** Work to complete **
Pictures stay out; everything else in the records below gets copied exactly.

.....

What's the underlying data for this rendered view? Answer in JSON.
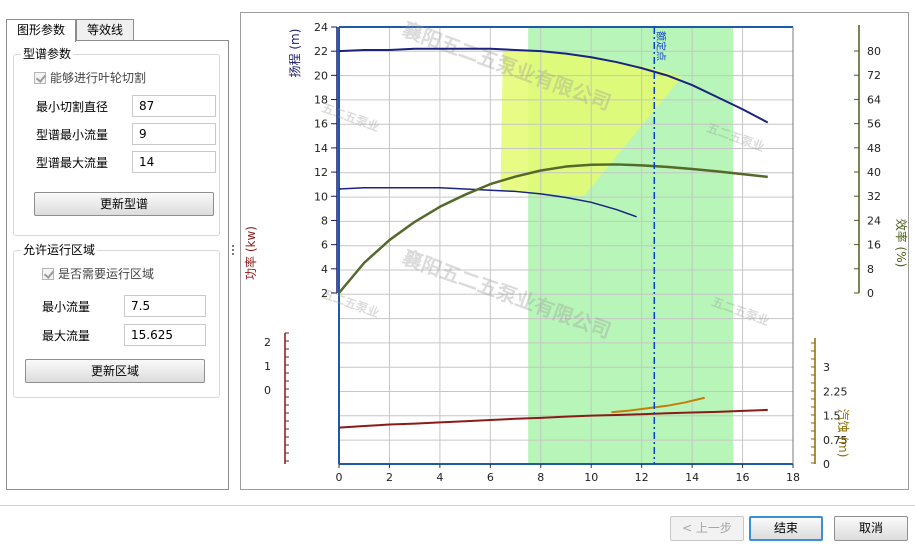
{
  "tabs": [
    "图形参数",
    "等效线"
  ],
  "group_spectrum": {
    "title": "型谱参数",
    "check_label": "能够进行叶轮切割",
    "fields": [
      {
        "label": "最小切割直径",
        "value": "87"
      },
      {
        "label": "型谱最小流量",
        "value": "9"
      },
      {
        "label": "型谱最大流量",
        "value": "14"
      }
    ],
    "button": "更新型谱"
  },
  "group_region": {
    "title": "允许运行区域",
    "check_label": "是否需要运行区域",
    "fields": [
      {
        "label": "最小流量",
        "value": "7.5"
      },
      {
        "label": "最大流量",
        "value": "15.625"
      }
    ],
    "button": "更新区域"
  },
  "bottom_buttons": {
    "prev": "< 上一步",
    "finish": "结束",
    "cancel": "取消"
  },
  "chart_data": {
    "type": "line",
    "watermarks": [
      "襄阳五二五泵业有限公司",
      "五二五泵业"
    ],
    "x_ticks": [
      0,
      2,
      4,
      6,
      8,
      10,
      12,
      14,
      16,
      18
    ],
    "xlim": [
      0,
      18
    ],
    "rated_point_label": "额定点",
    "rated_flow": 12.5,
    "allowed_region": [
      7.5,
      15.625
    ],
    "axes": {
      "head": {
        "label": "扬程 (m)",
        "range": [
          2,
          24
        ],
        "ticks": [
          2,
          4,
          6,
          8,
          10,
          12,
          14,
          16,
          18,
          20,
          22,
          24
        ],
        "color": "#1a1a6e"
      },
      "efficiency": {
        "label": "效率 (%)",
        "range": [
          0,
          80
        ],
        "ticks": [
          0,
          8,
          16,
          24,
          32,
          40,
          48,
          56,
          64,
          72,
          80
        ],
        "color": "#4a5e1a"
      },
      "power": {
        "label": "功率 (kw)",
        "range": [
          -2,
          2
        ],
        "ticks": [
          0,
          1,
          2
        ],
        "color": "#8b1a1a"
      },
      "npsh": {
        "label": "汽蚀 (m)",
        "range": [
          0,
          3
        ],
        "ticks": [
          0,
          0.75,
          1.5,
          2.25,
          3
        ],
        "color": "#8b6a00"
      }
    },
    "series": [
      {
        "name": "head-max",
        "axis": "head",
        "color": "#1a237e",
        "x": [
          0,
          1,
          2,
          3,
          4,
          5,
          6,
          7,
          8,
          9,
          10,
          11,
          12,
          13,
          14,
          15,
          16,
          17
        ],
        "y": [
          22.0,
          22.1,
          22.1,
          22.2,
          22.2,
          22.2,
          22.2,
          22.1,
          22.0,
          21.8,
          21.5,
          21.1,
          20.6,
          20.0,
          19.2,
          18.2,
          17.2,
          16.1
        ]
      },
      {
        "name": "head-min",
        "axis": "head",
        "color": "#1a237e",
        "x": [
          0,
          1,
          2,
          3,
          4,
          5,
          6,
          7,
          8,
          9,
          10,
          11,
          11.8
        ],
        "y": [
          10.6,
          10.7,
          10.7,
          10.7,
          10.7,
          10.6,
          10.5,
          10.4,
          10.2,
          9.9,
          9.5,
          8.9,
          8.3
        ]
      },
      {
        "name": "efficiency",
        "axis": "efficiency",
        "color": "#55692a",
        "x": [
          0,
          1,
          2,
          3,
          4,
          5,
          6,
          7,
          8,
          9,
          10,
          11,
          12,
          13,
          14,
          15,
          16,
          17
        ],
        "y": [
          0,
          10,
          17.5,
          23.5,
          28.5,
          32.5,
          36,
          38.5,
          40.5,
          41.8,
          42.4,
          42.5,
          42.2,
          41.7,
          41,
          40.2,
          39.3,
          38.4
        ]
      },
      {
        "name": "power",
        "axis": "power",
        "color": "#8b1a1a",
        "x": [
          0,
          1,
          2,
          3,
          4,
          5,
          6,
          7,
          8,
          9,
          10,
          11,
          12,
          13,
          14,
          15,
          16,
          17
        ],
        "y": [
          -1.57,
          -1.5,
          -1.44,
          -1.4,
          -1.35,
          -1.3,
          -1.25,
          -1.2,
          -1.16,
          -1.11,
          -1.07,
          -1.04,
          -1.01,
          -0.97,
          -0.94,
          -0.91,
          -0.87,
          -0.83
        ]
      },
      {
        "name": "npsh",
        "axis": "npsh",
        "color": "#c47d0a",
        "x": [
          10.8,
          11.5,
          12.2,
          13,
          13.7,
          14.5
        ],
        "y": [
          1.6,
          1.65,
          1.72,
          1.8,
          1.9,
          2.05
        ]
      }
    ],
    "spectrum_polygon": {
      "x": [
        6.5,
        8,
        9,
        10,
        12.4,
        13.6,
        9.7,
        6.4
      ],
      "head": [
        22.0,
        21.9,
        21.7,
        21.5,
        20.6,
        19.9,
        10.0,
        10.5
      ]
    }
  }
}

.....

** Written response **
What's the underlying data for this rendered view? Answer in JSON.
{
  "tabs": [
    "图形参数",
    "等效线"
  ],
  "group_spectrum": {
    "title": "型谱参数",
    "check_label": "能够进行叶轮切割",
    "fields": [
      {
        "label": "最小切割直径",
        "value": "87"
      },
      {
        "label": "型谱最小流量",
        "value": "9"
      },
      {
        "label": "型谱最大流量",
        "value": "14"
      }
    ],
    "button": "更新型谱"
  },
  "group_region": {
    "title": "允许运行区域",
    "check_label": "是否需要运行区域",
    "fields": [
      {
        "label": "最小流量",
        "value": "7.5"
      },
      {
        "label": "最大流量",
        "value": "15.625"
      }
    ],
    "button": "更新区域"
  },
  "bottom_buttons": {
    "prev": "< 上一步",
    "finish": "结束",
    "cancel": "取消"
  },
  "chart_data": {
    "type": "line",
    "watermarks": [
      "襄阳五二五泵业有限公司",
      "五二五泵业"
    ],
    "x_ticks": [
      0,
      2,
      4,
      6,
      8,
      10,
      12,
      14,
      16,
      18
    ],
    "xlim": [
      0,
      18
    ],
    "rated_point_label": "额定点",
    "rated_flow": 12.5,
    "allowed_region": [
      7.5,
      15.625
    ],
    "axes": {
      "head": {
        "label": "扬程 (m)",
        "range": [
          2,
          24
        ],
        "ticks": [
          2,
          4,
          6,
          8,
          10,
          12,
          14,
          16,
          18,
          20,
          22,
          24
        ],
        "color": "#1a1a6e"
      },
      "efficiency": {
        "label": "效率 (%)",
        "range": [
          0,
          80
        ],
        "ticks": [
          0,
          8,
          16,
          24,
          32,
          40,
          48,
          56,
          64,
          72,
          80
        ],
        "color": "#4a5e1a"
      },
      "power": {
        "label": "功率 (kw)",
        "range": [
          -2,
          2
        ],
        "ticks": [
          0,
          1,
          2
        ],
        "color": "#8b1a1a"
      },
      "npsh": {
        "label": "汽蚀 (m)",
        "range": [
          0,
          3
        ],
        "ticks": [
          0,
          0.75,
          1.5,
          2.25,
          3
        ],
        "color": "#8b6a00"
      }
    },
    "series": [
      {
        "name": "head-max",
        "axis": "head",
        "color": "#1a237e",
        "x": [
          0,
          1,
          2,
          3,
          4,
          5,
          6,
          7,
          8,
          9,
          10,
          11,
          12,
          13,
          14,
          15,
          16,
          17
        ],
        "y": [
          22.0,
          22.1,
          22.1,
          22.2,
          22.2,
          22.2,
          22.2,
          22.1,
          22.0,
          21.8,
          21.5,
          21.1,
          20.6,
          20.0,
          19.2,
          18.2,
          17.2,
          16.1
        ]
      },
      {
        "name": "head-min",
        "axis": "head",
        "color": "#1a237e",
        "x": [
          0,
          1,
          2,
          3,
          4,
          5,
          6,
          7,
          8,
          9,
          10,
          11,
          11.8
        ],
        "y": [
          10.6,
          10.7,
          10.7,
          10.7,
          10.7,
          10.6,
          10.5,
          10.4,
          10.2,
          9.9,
          9.5,
          8.9,
          8.3
        ]
      },
      {
        "name": "efficiency",
        "axis": "efficiency",
        "color": "#55692a",
        "x": [
          0,
          1,
          2,
          3,
          4,
          5,
          6,
          7,
          8,
          9,
          10,
          11,
          12,
          13,
          14,
          15,
          16,
          17
        ],
        "y": [
          0,
          10,
          17.5,
          23.5,
          28.5,
          32.5,
          36,
          38.5,
          40.5,
          41.8,
          42.4,
          42.5,
          42.2,
          41.7,
          41,
          40.2,
          39.3,
          38.4
        ]
      },
      {
        "name": "power",
        "axis": "power",
        "color": "#8b1a1a",
        "x": [
          0,
          1,
          2,
          3,
          4,
          5,
          6,
          7,
          8,
          9,
          10,
          11,
          12,
          13,
          14,
          15,
          16,
          17
        ],
        "y": [
          -1.57,
          -1.5,
          -1.44,
          -1.4,
          -1.35,
          -1.3,
          -1.25,
          -1.2,
          -1.16,
          -1.11,
          -1.07,
          -1.04,
          -1.01,
          -0.97,
          -0.94,
          -0.91,
          -0.87,
          -0.83
        ]
      },
      {
        "name": "npsh",
        "axis": "npsh",
        "color": "#c47d0a",
        "x": [
          10.8,
          11.5,
          12.2,
          13,
          13.7,
          14.5
        ],
        "y": [
          1.6,
          1.65,
          1.72,
          1.8,
          1.9,
          2.05
        ]
      }
    ],
    "spectrum_polygon": {
      "x": [
        6.5,
        8,
        9,
        10,
        12.4,
        13.6,
        9.7,
        6.4
      ],
      "head": [
        22.0,
        21.9,
        21.7,
        21.5,
        20.6,
        19.9,
        10.0,
        10.5
      ]
    }
  }
}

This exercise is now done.